## [Data to examine]
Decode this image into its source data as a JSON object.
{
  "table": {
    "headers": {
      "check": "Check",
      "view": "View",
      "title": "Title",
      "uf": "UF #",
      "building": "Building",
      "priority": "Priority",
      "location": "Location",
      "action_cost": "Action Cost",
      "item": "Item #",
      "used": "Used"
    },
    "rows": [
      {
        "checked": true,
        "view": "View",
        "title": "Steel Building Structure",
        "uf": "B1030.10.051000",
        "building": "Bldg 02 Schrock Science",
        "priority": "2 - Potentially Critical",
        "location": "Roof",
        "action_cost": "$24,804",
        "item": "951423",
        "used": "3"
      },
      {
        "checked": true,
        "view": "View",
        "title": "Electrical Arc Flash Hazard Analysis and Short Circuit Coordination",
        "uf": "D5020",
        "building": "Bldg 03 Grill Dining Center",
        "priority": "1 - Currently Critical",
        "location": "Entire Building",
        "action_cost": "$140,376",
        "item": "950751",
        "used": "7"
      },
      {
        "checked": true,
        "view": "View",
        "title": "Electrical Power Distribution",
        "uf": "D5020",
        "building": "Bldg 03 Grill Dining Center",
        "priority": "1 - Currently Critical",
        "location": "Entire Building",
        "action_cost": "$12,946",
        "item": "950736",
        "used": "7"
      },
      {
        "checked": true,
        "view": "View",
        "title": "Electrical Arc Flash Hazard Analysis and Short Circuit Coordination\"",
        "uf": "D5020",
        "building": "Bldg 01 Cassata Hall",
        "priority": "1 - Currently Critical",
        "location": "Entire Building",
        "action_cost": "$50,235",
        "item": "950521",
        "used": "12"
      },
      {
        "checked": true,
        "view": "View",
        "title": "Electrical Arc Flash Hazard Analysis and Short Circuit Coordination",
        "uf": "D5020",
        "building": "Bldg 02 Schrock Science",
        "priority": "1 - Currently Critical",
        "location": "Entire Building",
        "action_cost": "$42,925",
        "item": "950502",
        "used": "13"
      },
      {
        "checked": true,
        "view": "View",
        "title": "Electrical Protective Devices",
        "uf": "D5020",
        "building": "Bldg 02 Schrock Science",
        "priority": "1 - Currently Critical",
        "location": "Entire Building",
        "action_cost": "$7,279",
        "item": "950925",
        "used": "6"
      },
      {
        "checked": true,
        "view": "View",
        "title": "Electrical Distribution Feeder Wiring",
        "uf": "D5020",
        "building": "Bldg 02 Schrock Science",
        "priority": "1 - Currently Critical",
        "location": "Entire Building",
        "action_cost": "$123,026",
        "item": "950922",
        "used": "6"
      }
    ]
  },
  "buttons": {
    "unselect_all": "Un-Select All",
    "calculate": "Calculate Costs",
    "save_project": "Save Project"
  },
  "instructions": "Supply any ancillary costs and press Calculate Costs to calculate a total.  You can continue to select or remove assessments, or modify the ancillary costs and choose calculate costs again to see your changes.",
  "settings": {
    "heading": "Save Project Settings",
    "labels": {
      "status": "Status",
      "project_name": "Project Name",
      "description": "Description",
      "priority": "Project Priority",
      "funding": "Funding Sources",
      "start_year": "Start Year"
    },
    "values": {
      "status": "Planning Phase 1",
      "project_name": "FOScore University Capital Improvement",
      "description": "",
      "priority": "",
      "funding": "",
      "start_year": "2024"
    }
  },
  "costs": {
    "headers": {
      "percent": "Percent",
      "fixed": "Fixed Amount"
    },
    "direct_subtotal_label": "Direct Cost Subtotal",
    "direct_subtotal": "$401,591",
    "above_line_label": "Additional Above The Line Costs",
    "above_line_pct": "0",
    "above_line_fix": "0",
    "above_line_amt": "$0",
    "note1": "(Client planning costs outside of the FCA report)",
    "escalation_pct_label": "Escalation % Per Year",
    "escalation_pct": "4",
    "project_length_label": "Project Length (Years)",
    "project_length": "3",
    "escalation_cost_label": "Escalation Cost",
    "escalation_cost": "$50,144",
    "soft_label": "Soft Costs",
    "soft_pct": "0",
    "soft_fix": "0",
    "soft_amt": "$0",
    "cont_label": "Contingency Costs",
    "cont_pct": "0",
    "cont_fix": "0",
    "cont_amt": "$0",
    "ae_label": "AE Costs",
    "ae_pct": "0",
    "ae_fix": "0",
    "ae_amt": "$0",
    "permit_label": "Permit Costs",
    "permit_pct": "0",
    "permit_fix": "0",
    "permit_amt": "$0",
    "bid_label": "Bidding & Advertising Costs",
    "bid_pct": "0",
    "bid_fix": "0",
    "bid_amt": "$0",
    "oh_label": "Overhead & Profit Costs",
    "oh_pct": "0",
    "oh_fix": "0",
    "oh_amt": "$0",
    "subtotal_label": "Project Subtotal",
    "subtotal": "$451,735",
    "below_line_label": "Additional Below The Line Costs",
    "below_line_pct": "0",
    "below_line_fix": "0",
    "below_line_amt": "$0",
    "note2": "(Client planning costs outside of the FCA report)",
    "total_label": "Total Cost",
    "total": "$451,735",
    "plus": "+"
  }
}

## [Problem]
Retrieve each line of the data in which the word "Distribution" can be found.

## [Exercise output]
        "title": "Electrical Power Distribution",
        "title": "Electrical Distribution Feeder Wiring",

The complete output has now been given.